##### EXERCISE MATERIALS #####

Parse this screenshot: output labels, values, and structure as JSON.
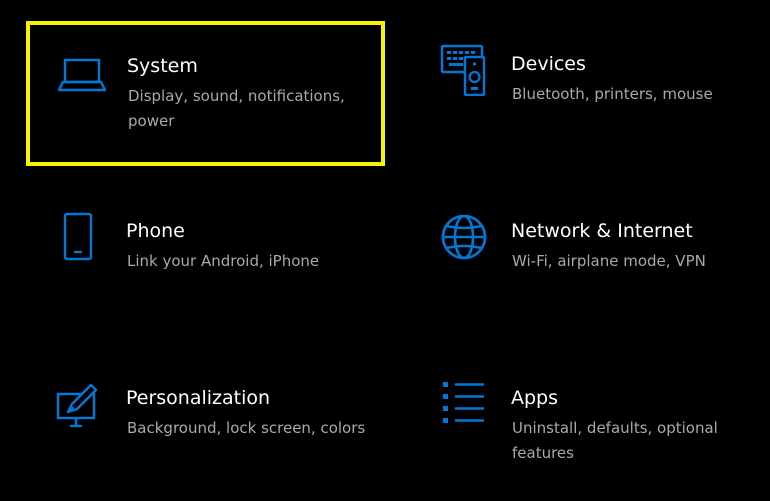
{
  "settings": {
    "accent_color": "#0078d7",
    "highlight_color": "#f8f400",
    "tiles": [
      {
        "key": "system",
        "title": "System",
        "description": "Display, sound, notifications, power",
        "icon": "laptop-icon",
        "highlighted": true
      },
      {
        "key": "devices",
        "title": "Devices",
        "description": "Bluetooth, printers, mouse",
        "icon": "devices-icon",
        "highlighted": false
      },
      {
        "key": "phone",
        "title": "Phone",
        "description": "Link your Android, iPhone",
        "icon": "phone-icon",
        "highlighted": false
      },
      {
        "key": "network",
        "title": "Network & Internet",
        "description": "Wi-Fi, airplane mode, VPN",
        "icon": "globe-icon",
        "highlighted": false
      },
      {
        "key": "personalization",
        "title": "Personalization",
        "description": "Background, lock screen, colors",
        "icon": "personalization-icon",
        "highlighted": false
      },
      {
        "key": "apps",
        "title": "Apps",
        "description": "Uninstall, defaults, optional features",
        "icon": "apps-list-icon",
        "highlighted": false
      }
    ]
  }
}
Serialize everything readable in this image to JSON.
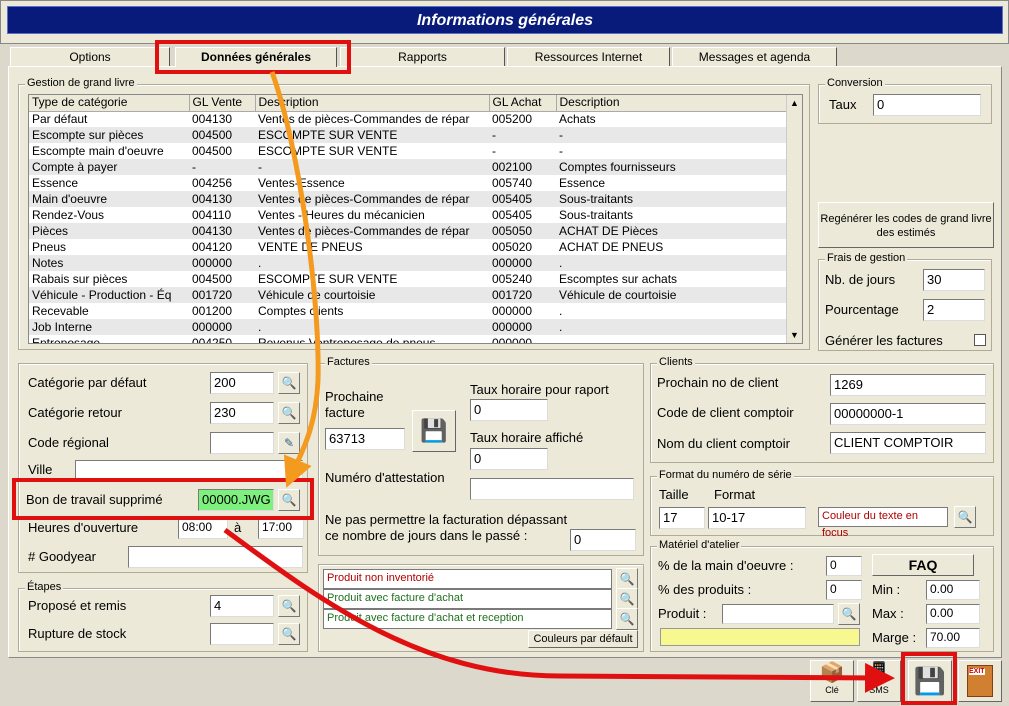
{
  "title": "Informations générales",
  "tabs": [
    "Options",
    "Données générales",
    "Rapports",
    "Ressources Internet",
    "Messages et agenda"
  ],
  "gl": {
    "group_label": "Gestion de grand livre",
    "headers": [
      "Type de catégorie",
      "GL Vente",
      "Description",
      "GL Achat",
      "Description"
    ],
    "rows": [
      [
        "Par défaut",
        "004130",
        "Ventes de pièces-Commandes de répar",
        "005200",
        "Achats"
      ],
      [
        "Escompte sur pièces",
        "004500",
        "ESCOMPTE SUR VENTE",
        "-",
        "-"
      ],
      [
        "Escompte main d'oeuvre",
        "004500",
        "ESCOMPTE SUR VENTE",
        "-",
        "-"
      ],
      [
        "Compte à payer",
        "-",
        "-",
        "002100",
        "Comptes fournisseurs"
      ],
      [
        "Essence",
        "004256",
        "Ventes-Essence",
        "005740",
        "Essence"
      ],
      [
        "Main d'oeuvre",
        "004130",
        "Ventes de pièces-Commandes de répar",
        "005405",
        "Sous-traitants"
      ],
      [
        "Rendez-Vous",
        "004110",
        "Ventes - Heures du mécanicien",
        "005405",
        "Sous-traitants"
      ],
      [
        "Pièces",
        "004130",
        "Ventes de pièces-Commandes de répar",
        "005050",
        "ACHAT DE Pièces"
      ],
      [
        "Pneus",
        "004120",
        "VENTE DE PNEUS",
        "005020",
        "ACHAT DE PNEUS"
      ],
      [
        "Notes",
        "000000",
        ".",
        "000000",
        "."
      ],
      [
        "Rabais sur pièces",
        "004500",
        "ESCOMPTE SUR VENTE",
        "005240",
        "Escomptes sur achats"
      ],
      [
        "Véhicule - Production - Éq",
        "001720",
        "Véhicule de courtoisie",
        "001720",
        "Véhicule de courtoisie"
      ],
      [
        "Recevable",
        "001200",
        "Comptes clients",
        "000000",
        "."
      ],
      [
        "Job Interne",
        "000000",
        ".",
        "000000",
        "."
      ],
      [
        "Entreposage",
        "004250",
        "Revenus Ventreposage de pneus",
        "000000",
        "."
      ]
    ]
  },
  "conversion": {
    "label": "Conversion",
    "taux_label": "Taux",
    "taux": "0"
  },
  "regen_button": "Regénérer les codes de grand livre des estimés",
  "frais": {
    "label": "Frais de gestion",
    "jours_label": "Nb. de jours",
    "jours": "30",
    "pct_label": "Pourcentage",
    "pct": "2",
    "gen_label": "Générer les factures"
  },
  "left": {
    "cat_defaut_label": "Catégorie par défaut",
    "cat_defaut": "200",
    "cat_retour_label": "Catégorie retour",
    "cat_retour": "230",
    "code_reg_label": "Code régional",
    "code_reg": "",
    "ville_label": "Ville",
    "ville": "",
    "bon_label": "Bon de travail supprimé",
    "bon": "00000.JWG",
    "heures_label": "Heures d'ouverture",
    "heure_de": "08:00",
    "a_label": "à",
    "heure_a": "17:00",
    "goodyear_label": "# Goodyear",
    "goodyear": ""
  },
  "etapes": {
    "label": "Étapes",
    "propose_label": "Proposé et remis",
    "propose": "4",
    "rupture_label": "Rupture de stock",
    "rupture": ""
  },
  "factures": {
    "label": "Factures",
    "prochaine_label": "Prochaine facture",
    "prochaine": "63713",
    "taux_rapport_label": "Taux horaire pour raport",
    "taux_rapport": "0",
    "taux_affiche_label": "Taux horaire affiché",
    "taux_affiche": "0",
    "attestation_label": "Numéro d'attestation",
    "attestation": "",
    "jours_label": "Ne pas permettre la facturation dépassant ce nombre de jours dans le passé :",
    "jours": "0"
  },
  "colors": {
    "items": [
      "Produit non inventorié",
      "Produit avec facture d'achat",
      "Produit avec facture d'achat et reception"
    ],
    "item_colors": [
      "#b00000",
      "#207020",
      "#207020"
    ],
    "default_button": "Couleurs par défault"
  },
  "clients": {
    "label": "Clients",
    "next_label": "Prochain no de client",
    "next": "1269",
    "code_label": "Code de client comptoir",
    "code": "00000000-1",
    "nom_label": "Nom du client comptoir",
    "nom": "CLIENT COMPTOIR"
  },
  "serie": {
    "label": "Format du numéro de série",
    "taille_label": "Taille",
    "format_label": "Format",
    "taille": "17",
    "format": "10-17",
    "focus_text": "Couleur du texte en focus"
  },
  "atelier": {
    "label": "Matériel d'atelier",
    "mo_label": "% de la main d'oeuvre :",
    "mo": "0",
    "prod_label": "% des produits :",
    "prod": "0",
    "produit_label": "Produit :",
    "produit": "",
    "faq": "FAQ",
    "min_label": "Min :",
    "min": "0.00",
    "max_label": "Max :",
    "max": "0.00",
    "marge_label": "Marge :",
    "marge": "70.00"
  },
  "bottom": {
    "cle_label": "Clé",
    "sms_label": "SMS",
    "exit_label": "EXIT"
  }
}
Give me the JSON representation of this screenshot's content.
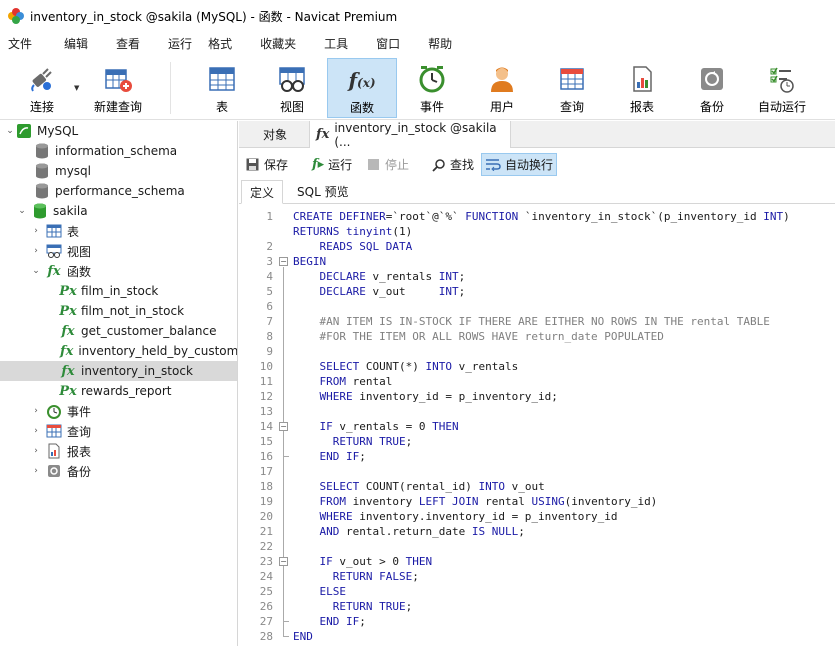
{
  "window": {
    "title": "inventory_in_stock @sakila (MySQL) - 函数 - Navicat Premium"
  },
  "menu": [
    "文件",
    "编辑",
    "查看",
    "运行",
    "格式",
    "收藏夹",
    "工具",
    "窗口",
    "帮助"
  ],
  "toolbar": {
    "connect": "连接",
    "new_query": "新建查询",
    "table": "表",
    "view": "视图",
    "function": "函数",
    "event": "事件",
    "user": "用户",
    "query": "查询",
    "report": "报表",
    "backup": "备份",
    "automation": "自动运行"
  },
  "tree": {
    "connection": "MySQL",
    "databases": [
      "information_schema",
      "mysql",
      "performance_schema",
      "sakila"
    ],
    "sakila_children": {
      "tables": "表",
      "views": "视图",
      "functions": "函数",
      "events": "事件",
      "queries": "查询",
      "reports": "报表",
      "backups": "备份"
    },
    "functions": [
      "film_in_stock",
      "film_not_in_stock",
      "get_customer_balance",
      "inventory_held_by_customer",
      "inventory_in_stock",
      "rewards_report"
    ],
    "selected_function": "inventory_in_stock"
  },
  "tabs": {
    "objects": "对象",
    "editor": "inventory_in_stock @sakila (..."
  },
  "editor_toolbar": {
    "save": "保存",
    "run": "运行",
    "stop": "停止",
    "find": "查找",
    "word_wrap": "自动换行"
  },
  "subtabs": {
    "definition": "定义",
    "sql_preview": "SQL 预览"
  },
  "code_lines": [
    {
      "n": "1",
      "t": "CREATE DEFINER=`root`@`%` FUNCTION `inventory_in_stock`(p_inventory_id INT)"
    },
    {
      "n": "",
      "t": "RETURNS tinyint(1)"
    },
    {
      "n": "2",
      "t": "    READS SQL DATA"
    },
    {
      "n": "3",
      "t": "BEGIN"
    },
    {
      "n": "4",
      "t": "    DECLARE v_rentals INT;"
    },
    {
      "n": "5",
      "t": "    DECLARE v_out     INT;"
    },
    {
      "n": "6",
      "t": ""
    },
    {
      "n": "7",
      "t": "    #AN ITEM IS IN-STOCK IF THERE ARE EITHER NO ROWS IN THE rental TABLE"
    },
    {
      "n": "8",
      "t": "    #FOR THE ITEM OR ALL ROWS HAVE return_date POPULATED"
    },
    {
      "n": "9",
      "t": ""
    },
    {
      "n": "10",
      "t": "    SELECT COUNT(*) INTO v_rentals"
    },
    {
      "n": "11",
      "t": "    FROM rental"
    },
    {
      "n": "12",
      "t": "    WHERE inventory_id = p_inventory_id;"
    },
    {
      "n": "13",
      "t": ""
    },
    {
      "n": "14",
      "t": "    IF v_rentals = 0 THEN"
    },
    {
      "n": "15",
      "t": "      RETURN TRUE;"
    },
    {
      "n": "16",
      "t": "    END IF;"
    },
    {
      "n": "17",
      "t": ""
    },
    {
      "n": "18",
      "t": "    SELECT COUNT(rental_id) INTO v_out"
    },
    {
      "n": "19",
      "t": "    FROM inventory LEFT JOIN rental USING(inventory_id)"
    },
    {
      "n": "20",
      "t": "    WHERE inventory.inventory_id = p_inventory_id"
    },
    {
      "n": "21",
      "t": "    AND rental.return_date IS NULL;"
    },
    {
      "n": "22",
      "t": ""
    },
    {
      "n": "23",
      "t": "    IF v_out > 0 THEN"
    },
    {
      "n": "24",
      "t": "      RETURN FALSE;"
    },
    {
      "n": "25",
      "t": "    ELSE"
    },
    {
      "n": "26",
      "t": "      RETURN TRUE;"
    },
    {
      "n": "27",
      "t": "    END IF;"
    },
    {
      "n": "28",
      "t": "END"
    }
  ],
  "colors": {
    "keyword": "#1a1aa6",
    "comment": "#808080",
    "active_toolbar_bg": "#cce4f7",
    "selected_row_bg": "#d9d9d9",
    "function_icon": "#2e8b3a",
    "database_icon": "#2e9b2e"
  }
}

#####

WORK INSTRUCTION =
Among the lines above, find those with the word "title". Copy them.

ANSWER TO THIS EXERCISE =
        "title": "System",
        "title": "Devices",
        "title": "Phone",
        "title": "Network & Internet",
        "title": "Personalization",
        "title": "Apps",
  "title": "Informations générales",
    "title": "inventory_in_stock @sakila (MySQL) - 函数 - Navicat Premium"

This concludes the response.